River crossings for the early traveller were always time consuming and sometimes even hazardous if they were dependent upon the tides such as the drift across the Zwartkops was. Perhaps that explains the Divisional Council’s decision to place this crossing on its first to-do list after its establishment.
This covers the trials and tribulations of the history of the Zwartkops River crossing from the use of the drift, to the pont and ultimately the various bridges and ultimately their effect on the ecosystem.
Main picture: The Wylde Bridge across the Swartkops River. This bridge replaced the Rawson Bridge
This quaint hamlet on the banks of the Swartkops River is well-known for yachting. This is the rather modest history of this village.
Main picture: The original red house on the Zwartkops River
Spare a thought for explorers, adventurers and soldiers of the nineteenth century. Nothing today comes close to their sense of isolation from their family and friends as these intrepid souls departed from their hometowns. It is reasonable to assume that the departing spouse was virtually non-contactable from the moment that they sailed away.

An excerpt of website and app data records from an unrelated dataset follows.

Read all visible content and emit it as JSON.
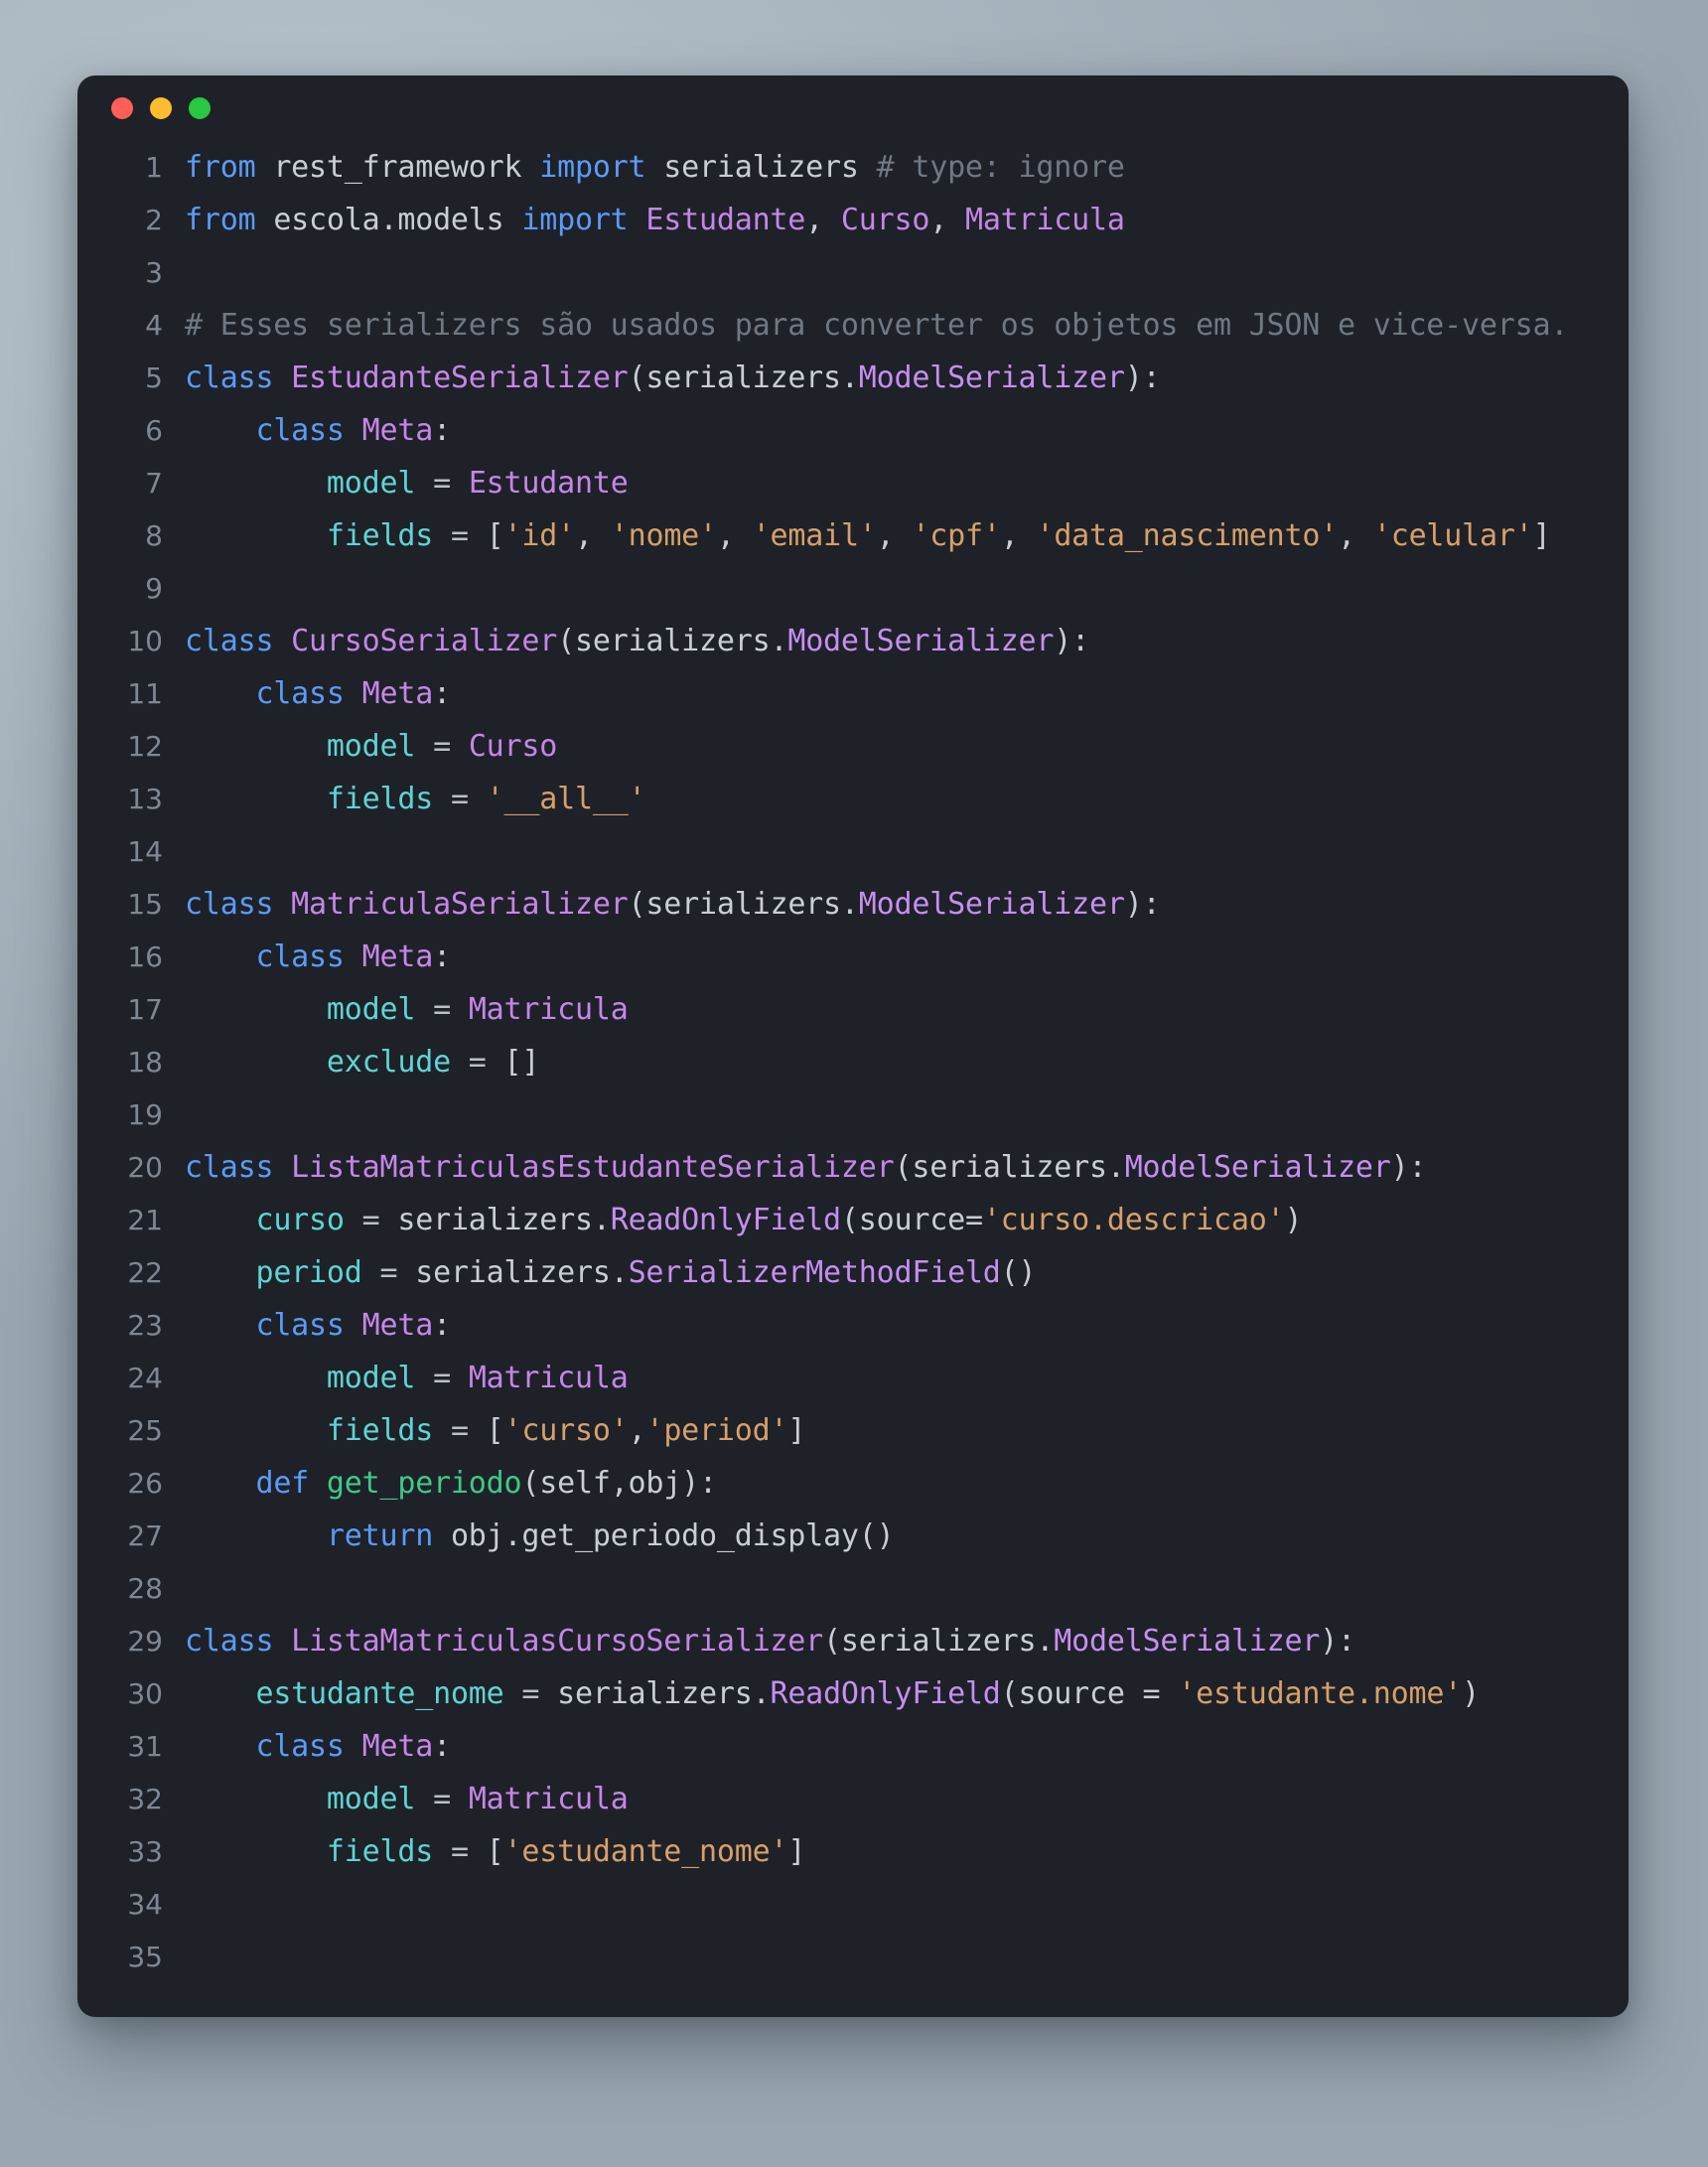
{
  "window": {
    "traffic_lights": [
      {
        "name": "close",
        "color": "#ff5f57"
      },
      {
        "name": "minimize",
        "color": "#febc2e"
      },
      {
        "name": "maximize",
        "color": "#28c840"
      }
    ],
    "background": "#1e2127",
    "page_background": "#a3afba"
  },
  "theme": {
    "keyword": "#5b9bf8",
    "class": "#c586e8",
    "attribute": "#5ed4d4",
    "string": "#d6a06a",
    "function": "#3ec98a",
    "plain": "#c9ced6",
    "comment": "#6f7884",
    "lineno": "#7e8794"
  },
  "code": {
    "language": "python",
    "total_lines": 35,
    "lines": [
      {
        "n": "1",
        "tokens": [
          {
            "t": "from ",
            "c": "kw"
          },
          {
            "t": "rest_framework ",
            "c": "plain"
          },
          {
            "t": "import ",
            "c": "kw"
          },
          {
            "t": "serializers ",
            "c": "plain"
          },
          {
            "t": "# type: ignore",
            "c": "com"
          }
        ]
      },
      {
        "n": "2",
        "tokens": [
          {
            "t": "from ",
            "c": "kw"
          },
          {
            "t": "escola.models ",
            "c": "plain"
          },
          {
            "t": "import ",
            "c": "kw"
          },
          {
            "t": "Estudante",
            "c": "cls"
          },
          {
            "t": ", ",
            "c": "plain"
          },
          {
            "t": "Curso",
            "c": "cls"
          },
          {
            "t": ", ",
            "c": "plain"
          },
          {
            "t": "Matricula",
            "c": "cls"
          }
        ]
      },
      {
        "n": "3",
        "tokens": []
      },
      {
        "n": "4",
        "tokens": [
          {
            "t": "# Esses serializers são usados para converter os objetos em JSON e vice-versa.",
            "c": "com"
          }
        ]
      },
      {
        "n": "5",
        "tokens": [
          {
            "t": "class ",
            "c": "kw"
          },
          {
            "t": "EstudanteSerializer",
            "c": "cls"
          },
          {
            "t": "(",
            "c": "plain"
          },
          {
            "t": "serializers.",
            "c": "plain"
          },
          {
            "t": "ModelSerializer",
            "c": "cls2"
          },
          {
            "t": "):",
            "c": "plain"
          }
        ]
      },
      {
        "n": "6",
        "tokens": [
          {
            "t": "    ",
            "c": "plain"
          },
          {
            "t": "class ",
            "c": "kw"
          },
          {
            "t": "Meta",
            "c": "cls"
          },
          {
            "t": ":",
            "c": "plain"
          }
        ]
      },
      {
        "n": "7",
        "tokens": [
          {
            "t": "        ",
            "c": "plain"
          },
          {
            "t": "model",
            "c": "attr"
          },
          {
            "t": " = ",
            "c": "op"
          },
          {
            "t": "Estudante",
            "c": "cls"
          }
        ]
      },
      {
        "n": "8",
        "tokens": [
          {
            "t": "        ",
            "c": "plain"
          },
          {
            "t": "fields",
            "c": "attr"
          },
          {
            "t": " = ",
            "c": "op"
          },
          {
            "t": "[",
            "c": "plain"
          },
          {
            "t": "'id'",
            "c": "str"
          },
          {
            "t": ", ",
            "c": "plain"
          },
          {
            "t": "'nome'",
            "c": "str"
          },
          {
            "t": ", ",
            "c": "plain"
          },
          {
            "t": "'email'",
            "c": "str"
          },
          {
            "t": ", ",
            "c": "plain"
          },
          {
            "t": "'cpf'",
            "c": "str"
          },
          {
            "t": ", ",
            "c": "plain"
          },
          {
            "t": "'data_nascimento'",
            "c": "str"
          },
          {
            "t": ", ",
            "c": "plain"
          },
          {
            "t": "'celular'",
            "c": "str"
          },
          {
            "t": "]",
            "c": "plain"
          }
        ]
      },
      {
        "n": "9",
        "tokens": []
      },
      {
        "n": "10",
        "tokens": [
          {
            "t": "class ",
            "c": "kw"
          },
          {
            "t": "CursoSerializer",
            "c": "cls"
          },
          {
            "t": "(",
            "c": "plain"
          },
          {
            "t": "serializers.",
            "c": "plain"
          },
          {
            "t": "ModelSerializer",
            "c": "cls2"
          },
          {
            "t": "):",
            "c": "plain"
          }
        ]
      },
      {
        "n": "11",
        "tokens": [
          {
            "t": "    ",
            "c": "plain"
          },
          {
            "t": "class ",
            "c": "kw"
          },
          {
            "t": "Meta",
            "c": "cls"
          },
          {
            "t": ":",
            "c": "plain"
          }
        ]
      },
      {
        "n": "12",
        "tokens": [
          {
            "t": "        ",
            "c": "plain"
          },
          {
            "t": "model",
            "c": "attr"
          },
          {
            "t": " = ",
            "c": "op"
          },
          {
            "t": "Curso",
            "c": "cls"
          }
        ]
      },
      {
        "n": "13",
        "tokens": [
          {
            "t": "        ",
            "c": "plain"
          },
          {
            "t": "fields",
            "c": "attr"
          },
          {
            "t": " = ",
            "c": "op"
          },
          {
            "t": "'__all__'",
            "c": "str"
          }
        ]
      },
      {
        "n": "14",
        "tokens": []
      },
      {
        "n": "15",
        "tokens": [
          {
            "t": "class ",
            "c": "kw"
          },
          {
            "t": "MatriculaSerializer",
            "c": "cls"
          },
          {
            "t": "(",
            "c": "plain"
          },
          {
            "t": "serializers.",
            "c": "plain"
          },
          {
            "t": "ModelSerializer",
            "c": "cls2"
          },
          {
            "t": "):",
            "c": "plain"
          }
        ]
      },
      {
        "n": "16",
        "tokens": [
          {
            "t": "    ",
            "c": "plain"
          },
          {
            "t": "class ",
            "c": "kw"
          },
          {
            "t": "Meta",
            "c": "cls"
          },
          {
            "t": ":",
            "c": "plain"
          }
        ]
      },
      {
        "n": "17",
        "tokens": [
          {
            "t": "        ",
            "c": "plain"
          },
          {
            "t": "model",
            "c": "attr"
          },
          {
            "t": " = ",
            "c": "op"
          },
          {
            "t": "Matricula",
            "c": "cls"
          }
        ]
      },
      {
        "n": "18",
        "tokens": [
          {
            "t": "        ",
            "c": "plain"
          },
          {
            "t": "exclude",
            "c": "attr"
          },
          {
            "t": " = ",
            "c": "op"
          },
          {
            "t": "[]",
            "c": "plain"
          }
        ]
      },
      {
        "n": "19",
        "tokens": []
      },
      {
        "n": "20",
        "tokens": [
          {
            "t": "class ",
            "c": "kw"
          },
          {
            "t": "ListaMatriculasEstudanteSerializer",
            "c": "cls"
          },
          {
            "t": "(",
            "c": "plain"
          },
          {
            "t": "serializers.",
            "c": "plain"
          },
          {
            "t": "ModelSerializer",
            "c": "cls2"
          },
          {
            "t": "):",
            "c": "plain"
          }
        ]
      },
      {
        "n": "21",
        "tokens": [
          {
            "t": "    ",
            "c": "plain"
          },
          {
            "t": "curso",
            "c": "attr"
          },
          {
            "t": " = ",
            "c": "op"
          },
          {
            "t": "serializers.",
            "c": "plain"
          },
          {
            "t": "ReadOnlyField",
            "c": "cls2"
          },
          {
            "t": "(",
            "c": "plain"
          },
          {
            "t": "source=",
            "c": "plain"
          },
          {
            "t": "'curso.descricao'",
            "c": "str"
          },
          {
            "t": ")",
            "c": "plain"
          }
        ]
      },
      {
        "n": "22",
        "tokens": [
          {
            "t": "    ",
            "c": "plain"
          },
          {
            "t": "period",
            "c": "attr"
          },
          {
            "t": " = ",
            "c": "op"
          },
          {
            "t": "serializers.",
            "c": "plain"
          },
          {
            "t": "SerializerMethodField",
            "c": "cls2"
          },
          {
            "t": "()",
            "c": "plain"
          }
        ]
      },
      {
        "n": "23",
        "tokens": [
          {
            "t": "    ",
            "c": "plain"
          },
          {
            "t": "class ",
            "c": "kw"
          },
          {
            "t": "Meta",
            "c": "cls"
          },
          {
            "t": ":",
            "c": "plain"
          }
        ]
      },
      {
        "n": "24",
        "tokens": [
          {
            "t": "        ",
            "c": "plain"
          },
          {
            "t": "model",
            "c": "attr"
          },
          {
            "t": " = ",
            "c": "op"
          },
          {
            "t": "Matricula",
            "c": "cls"
          }
        ]
      },
      {
        "n": "25",
        "tokens": [
          {
            "t": "        ",
            "c": "plain"
          },
          {
            "t": "fields",
            "c": "attr"
          },
          {
            "t": " = ",
            "c": "op"
          },
          {
            "t": "[",
            "c": "plain"
          },
          {
            "t": "'curso'",
            "c": "str"
          },
          {
            "t": ",",
            "c": "plain"
          },
          {
            "t": "'period'",
            "c": "str"
          },
          {
            "t": "]",
            "c": "plain"
          }
        ]
      },
      {
        "n": "26",
        "tokens": [
          {
            "t": "    ",
            "c": "plain"
          },
          {
            "t": "def ",
            "c": "kw"
          },
          {
            "t": "get_periodo",
            "c": "fn"
          },
          {
            "t": "(self,obj):",
            "c": "plain"
          }
        ]
      },
      {
        "n": "27",
        "tokens": [
          {
            "t": "        ",
            "c": "plain"
          },
          {
            "t": "return ",
            "c": "kw"
          },
          {
            "t": "obj.get_periodo_display()",
            "c": "plain"
          }
        ]
      },
      {
        "n": "28",
        "tokens": []
      },
      {
        "n": "29",
        "tokens": [
          {
            "t": "class ",
            "c": "kw"
          },
          {
            "t": "ListaMatriculasCursoSerializer",
            "c": "cls"
          },
          {
            "t": "(",
            "c": "plain"
          },
          {
            "t": "serializers.",
            "c": "plain"
          },
          {
            "t": "ModelSerializer",
            "c": "cls2"
          },
          {
            "t": "):",
            "c": "plain"
          }
        ]
      },
      {
        "n": "30",
        "tokens": [
          {
            "t": "    ",
            "c": "plain"
          },
          {
            "t": "estudante_nome",
            "c": "attr"
          },
          {
            "t": " = ",
            "c": "op"
          },
          {
            "t": "serializers.",
            "c": "plain"
          },
          {
            "t": "ReadOnlyField",
            "c": "cls2"
          },
          {
            "t": "(",
            "c": "plain"
          },
          {
            "t": "source = ",
            "c": "plain"
          },
          {
            "t": "'estudante.nome'",
            "c": "str"
          },
          {
            "t": ")",
            "c": "plain"
          }
        ]
      },
      {
        "n": "31",
        "tokens": [
          {
            "t": "    ",
            "c": "plain"
          },
          {
            "t": "class ",
            "c": "kw"
          },
          {
            "t": "Meta",
            "c": "cls"
          },
          {
            "t": ":",
            "c": "plain"
          }
        ]
      },
      {
        "n": "32",
        "tokens": [
          {
            "t": "        ",
            "c": "plain"
          },
          {
            "t": "model",
            "c": "attr"
          },
          {
            "t": " = ",
            "c": "op"
          },
          {
            "t": "Matricula",
            "c": "cls"
          }
        ]
      },
      {
        "n": "33",
        "tokens": [
          {
            "t": "        ",
            "c": "plain"
          },
          {
            "t": "fields",
            "c": "attr"
          },
          {
            "t": " = ",
            "c": "op"
          },
          {
            "t": "[",
            "c": "plain"
          },
          {
            "t": "'estudante_nome'",
            "c": "str"
          },
          {
            "t": "]",
            "c": "plain"
          }
        ]
      },
      {
        "n": "34",
        "tokens": []
      },
      {
        "n": "35",
        "tokens": []
      }
    ]
  }
}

One such character was Jacob Glen Cuyler who would arrive in South Africa via an extremely circuitous route. He become an important character and play a prominent role in the settlement of the British Settlers in the Eastern Cape.
His assistance to the arriving settlers is commemorated in a street adjacent to Fort Frederick, known as Cuyler Crescent and which becomes Cuyler Street as it heads inland.
Main picture: Captain Jacob Glen Cuyler